[Chylothorax as a postoperative complication of aortocoronary bypass operation]

Dtsch Med Wochenschr. 1999 Jul 16;124(28-29):855-8. doi: 10.1055/s-2007-1024431.
[Article in German]


History and clinical findings: One month after a coronary bypass grafting operation, pericardial- und pleural effusions were found in a 75-year-old woman. Dressler-syndrome was assumed and an antiphlogistic and cortisone were prescribed. Under this therapy, the pericardial effusion disappeared, but the pleural effusion increased in size. After thoracocentesis, the diagnosis of a chylothorax could be confirmed. Three days later, the thoracic radiography was inconspicuous and the patient was discharged without changes in medication. As dyspnea occurred two weeks later, the patient was admitted to our hospital.
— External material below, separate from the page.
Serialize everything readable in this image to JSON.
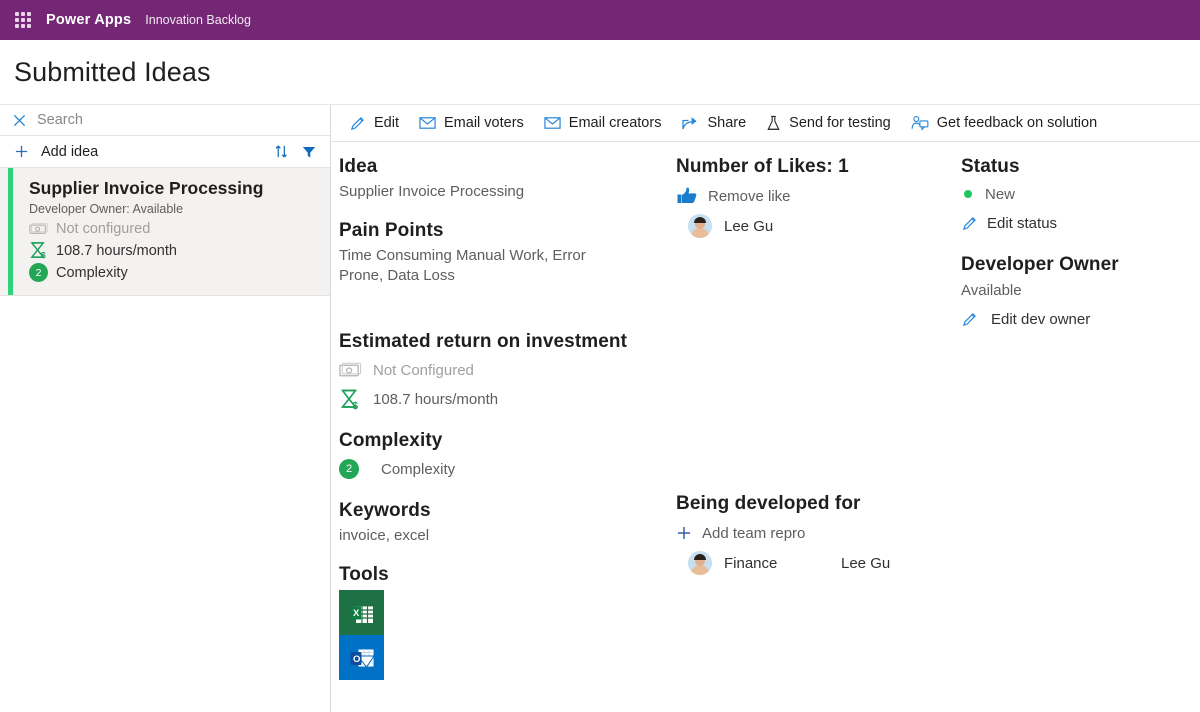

Investigations: The thoracic radiography showed a reappearance of the pleural effusion.

Diagnosis, therapy and course: The laboratory test confirmed a relapse of the chylothorax. After a pleurodesis by drainage and a prescription of a high-caloric, fat-reduced diet the patient could be discharged two weeks later. The diet could be terminated two months later after a recurrence of the chylothorax had been excluded in the thoracic radiography. In the follow-up examinations, there was no evidence for a relapse of the chylothorax.

Conclusions: The chylothorax is an uncommon postoperative complication of the aortocoronary bypass surgery. A relapse is likely and it can result in life-threatening cachexia. Therefore, a early and adequate therapy is important.

Publication types

  • Case Reports
  • English Abstract

MeSH terms

  • Aged
  • Chylothorax / diagnosis
  • Chylothorax / etiology*
  • Chylothorax / therapy
  • Combined Modality Therapy
  • Coronary Artery Bypass*
  • Diagnosis, Differential
  • Diet, Fat-Restricted
  • Female
  • Humans
  • Pleurodesis
  • Postoperative Complications / diagnosis
  • Postoperative Complications / etiology*
  • Postoperative Complications / therapy
  • Recurrence